**** SOURCE INFORMATION ****

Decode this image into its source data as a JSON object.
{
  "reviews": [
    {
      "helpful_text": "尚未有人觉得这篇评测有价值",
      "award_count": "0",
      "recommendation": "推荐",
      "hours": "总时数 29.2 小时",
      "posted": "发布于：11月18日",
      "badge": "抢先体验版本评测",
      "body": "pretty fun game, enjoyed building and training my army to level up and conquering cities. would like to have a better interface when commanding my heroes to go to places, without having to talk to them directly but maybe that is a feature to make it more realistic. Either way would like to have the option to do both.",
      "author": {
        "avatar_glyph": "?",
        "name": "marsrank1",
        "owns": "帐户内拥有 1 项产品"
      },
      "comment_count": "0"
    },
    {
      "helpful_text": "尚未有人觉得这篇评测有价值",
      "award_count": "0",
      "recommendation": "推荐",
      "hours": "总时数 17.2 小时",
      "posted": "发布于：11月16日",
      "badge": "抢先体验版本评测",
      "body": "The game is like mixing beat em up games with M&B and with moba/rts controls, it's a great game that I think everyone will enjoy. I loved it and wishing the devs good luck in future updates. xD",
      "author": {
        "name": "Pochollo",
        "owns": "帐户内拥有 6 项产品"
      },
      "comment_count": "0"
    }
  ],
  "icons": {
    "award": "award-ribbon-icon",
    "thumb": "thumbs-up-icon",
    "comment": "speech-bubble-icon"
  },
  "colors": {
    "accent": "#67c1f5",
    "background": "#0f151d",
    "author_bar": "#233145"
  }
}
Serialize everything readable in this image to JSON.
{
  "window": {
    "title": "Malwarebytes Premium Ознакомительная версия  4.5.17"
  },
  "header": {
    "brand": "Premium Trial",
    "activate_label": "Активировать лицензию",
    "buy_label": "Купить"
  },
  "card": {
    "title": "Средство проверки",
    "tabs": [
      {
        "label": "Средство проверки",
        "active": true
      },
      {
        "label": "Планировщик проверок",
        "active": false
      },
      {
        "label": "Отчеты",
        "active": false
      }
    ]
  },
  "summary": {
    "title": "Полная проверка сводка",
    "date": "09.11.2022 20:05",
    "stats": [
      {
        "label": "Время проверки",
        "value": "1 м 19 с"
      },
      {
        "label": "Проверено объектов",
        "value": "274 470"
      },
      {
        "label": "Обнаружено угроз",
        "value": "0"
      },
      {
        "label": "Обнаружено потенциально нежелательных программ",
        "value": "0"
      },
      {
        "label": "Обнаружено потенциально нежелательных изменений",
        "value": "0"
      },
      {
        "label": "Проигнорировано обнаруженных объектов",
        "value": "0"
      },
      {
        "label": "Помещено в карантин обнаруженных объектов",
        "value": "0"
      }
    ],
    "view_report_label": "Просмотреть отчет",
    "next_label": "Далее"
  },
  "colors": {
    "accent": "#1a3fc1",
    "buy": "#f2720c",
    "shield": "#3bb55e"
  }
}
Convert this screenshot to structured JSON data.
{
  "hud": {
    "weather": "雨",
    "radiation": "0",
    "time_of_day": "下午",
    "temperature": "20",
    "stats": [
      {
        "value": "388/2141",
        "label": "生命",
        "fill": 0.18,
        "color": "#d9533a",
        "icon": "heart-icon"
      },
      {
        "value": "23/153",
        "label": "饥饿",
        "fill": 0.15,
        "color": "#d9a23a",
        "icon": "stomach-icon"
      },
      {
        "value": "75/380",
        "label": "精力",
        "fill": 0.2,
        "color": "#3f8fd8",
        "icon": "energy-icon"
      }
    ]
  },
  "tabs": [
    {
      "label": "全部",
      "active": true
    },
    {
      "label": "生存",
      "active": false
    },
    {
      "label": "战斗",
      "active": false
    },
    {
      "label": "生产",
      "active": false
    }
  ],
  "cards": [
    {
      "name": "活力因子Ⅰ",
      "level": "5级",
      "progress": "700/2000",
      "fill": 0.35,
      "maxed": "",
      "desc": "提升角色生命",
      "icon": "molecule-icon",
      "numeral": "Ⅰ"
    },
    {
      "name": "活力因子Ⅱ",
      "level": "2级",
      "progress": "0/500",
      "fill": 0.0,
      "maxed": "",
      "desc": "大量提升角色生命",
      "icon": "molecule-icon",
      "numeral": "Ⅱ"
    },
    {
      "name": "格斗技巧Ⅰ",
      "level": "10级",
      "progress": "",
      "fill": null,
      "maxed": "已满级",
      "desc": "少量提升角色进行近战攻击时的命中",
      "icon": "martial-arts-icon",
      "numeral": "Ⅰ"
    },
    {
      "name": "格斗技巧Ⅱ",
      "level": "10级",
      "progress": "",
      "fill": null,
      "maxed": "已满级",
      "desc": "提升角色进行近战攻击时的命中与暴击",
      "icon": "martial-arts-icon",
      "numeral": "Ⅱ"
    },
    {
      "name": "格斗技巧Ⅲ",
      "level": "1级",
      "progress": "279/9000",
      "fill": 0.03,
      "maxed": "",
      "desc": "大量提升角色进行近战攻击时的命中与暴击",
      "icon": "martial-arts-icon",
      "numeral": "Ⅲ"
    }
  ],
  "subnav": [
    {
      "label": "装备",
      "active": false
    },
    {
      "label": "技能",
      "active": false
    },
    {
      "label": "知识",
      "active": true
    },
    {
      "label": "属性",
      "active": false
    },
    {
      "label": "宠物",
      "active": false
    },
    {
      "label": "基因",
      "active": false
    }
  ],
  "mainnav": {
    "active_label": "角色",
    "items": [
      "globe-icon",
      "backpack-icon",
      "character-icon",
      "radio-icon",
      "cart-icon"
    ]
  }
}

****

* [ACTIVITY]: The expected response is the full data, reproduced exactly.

* [REPLY TO THE TASK]:
Decode this image into its source data as a JSON object.
{
  "reviews": [
    {
      "helpful_text": "尚未有人觉得这篇评测有价值",
      "award_count": "0",
      "recommendation": "推荐",
      "hours": "总时数 29.2 小时",
      "posted": "发布于：11月18日",
      "badge": "抢先体验版本评测",
      "body": "pretty fun game, enjoyed building and training my army to level up and conquering cities. would like to have a better interface when commanding my heroes to go to places, without having to talk to them directly but maybe that is a feature to make it more realistic. Either way would like to have the option to do both.",
      "author": {
        "avatar_glyph": "?",
        "name": "marsrank1",
        "owns": "帐户内拥有 1 项产品"
      },
      "comment_count": "0"
    },
    {
      "helpful_text": "尚未有人觉得这篇评测有价值",
      "award_count": "0",
      "recommendation": "推荐",
      "hours": "总时数 17.2 小时",
      "posted": "发布于：11月16日",
      "badge": "抢先体验版本评测",
      "body": "The game is like mixing beat em up games with M&B and with moba/rts controls, it's a great game that I think everyone will enjoy. I loved it and wishing the devs good luck in future updates. xD",
      "author": {
        "name": "Pochollo",
        "owns": "帐户内拥有 6 项产品"
      },
      "comment_count": "0"
    }
  ],
  "icons": {
    "award": "award-ribbon-icon",
    "thumb": "thumbs-up-icon",
    "comment": "speech-bubble-icon"
  },
  "colors": {
    "accent": "#67c1f5",
    "background": "#0f151d",
    "author_bar": "#233145"
  }
}
Serialize everything readable in this image to JSON.
{
  "window": {
    "title": "Malwarebytes Premium Ознакомительная версия  4.5.17"
  },
  "header": {
    "brand": "Premium Trial",
    "activate_label": "Активировать лицензию",
    "buy_label": "Купить"
  },
  "card": {
    "title": "Средство проверки",
    "tabs": [
      {
        "label": "Средство проверки",
        "active": true
      },
      {
        "label": "Планировщик проверок",
        "active": false
      },
      {
        "label": "Отчеты",
        "active": false
      }
    ]
  },
  "summary": {
    "title": "Полная проверка сводка",
    "date": "09.11.2022 20:05",
    "stats": [
      {
        "label": "Время проверки",
        "value": "1 м 19 с"
      },
      {
        "label": "Проверено объектов",
        "value": "274 470"
      },
      {
        "label": "Обнаружено угроз",
        "value": "0"
      },
      {
        "label": "Обнаружено потенциально нежелательных программ",
        "value": "0"
      },
      {
        "label": "Обнаружено потенциально нежелательных изменений",
        "value": "0"
      },
      {
        "label": "Проигнорировано обнаруженных объектов",
        "value": "0"
      },
      {
        "label": "Помещено в карантин обнаруженных объектов",
        "value": "0"
      }
    ],
    "view_report_label": "Просмотреть отчет",
    "next_label": "Далее"
  },
  "colors": {
    "accent": "#1a3fc1",
    "buy": "#f2720c",
    "shield": "#3bb55e"
  }
}
Convert this screenshot to structured JSON data.
{
  "hud": {
    "weather": "雨",
    "radiation": "0",
    "time_of_day": "下午",
    "temperature": "20",
    "stats": [
      {
        "value": "388/2141",
        "label": "生命",
        "fill": 0.18,
        "color": "#d9533a",
        "icon": "heart-icon"
      },
      {
        "value": "23/153",
        "label": "饥饿",
        "fill": 0.15,
        "color": "#d9a23a",
        "icon": "stomach-icon"
      },
      {
        "value": "75/380",
        "label": "精力",
        "fill": 0.2,
        "color": "#3f8fd8",
        "icon": "energy-icon"
      }
    ]
  },
  "tabs": [
    {
      "label": "全部",
      "active": true
    },
    {
      "label": "生存",
      "active": false
    },
    {
      "label": "战斗",
      "active": false
    },
    {
      "label": "生产",
      "active": false
    }
  ],
  "cards": [
    {
      "name": "活力因子Ⅰ",
      "level": "5级",
      "progress": "700/2000",
      "fill": 0.35,
      "maxed": "",
      "desc": "提升角色生命",
      "icon": "molecule-icon",
      "numeral": "Ⅰ"
    },
    {
      "name": "活力因子Ⅱ",
      "level": "2级",
      "progress": "0/500",
      "fill": 0.0,
      "maxed": "",
      "desc": "大量提升角色生命",
      "icon": "molecule-icon",
      "numeral": "Ⅱ"
    },
    {
      "name": "格斗技巧Ⅰ",
      "level": "10级",
      "progress": "",
      "fill": null,
      "maxed": "已满级",
      "desc": "少量提升角色进行近战攻击时的命中",
      "icon": "martial-arts-icon",
      "numeral": "Ⅰ"
    },
    {
      "name": "格斗技巧Ⅱ",
      "level": "10级",
      "progress": "",
      "fill": null,
      "maxed": "已满级",
      "desc": "提升角色进行近战攻击时的命中与暴击",
      "icon": "martial-arts-icon",
      "numeral": "Ⅱ"
    },
    {
      "name": "格斗技巧Ⅲ",
      "level": "1级",
      "progress": "279/9000",
      "fill": 0.03,
      "maxed": "",
      "desc": "大量提升角色进行近战攻击时的命中与暴击",
      "icon": "martial-arts-icon",
      "numeral": "Ⅲ"
    }
  ],
  "subnav": [
    {
      "label": "装备",
      "active": false
    },
    {
      "label": "技能",
      "active": false
    },
    {
      "label": "知识",
      "active": true
    },
    {
      "label": "属性",
      "active": false
    },
    {
      "label": "宠物",
      "active": false
    },
    {
      "label": "基因",
      "active": false
    }
  ],
  "mainnav": {
    "active_label": "角色",
    "items": [
      "globe-icon",
      "backpack-icon",
      "character-icon",
      "radio-icon",
      "cart-icon"
    ]
  }
}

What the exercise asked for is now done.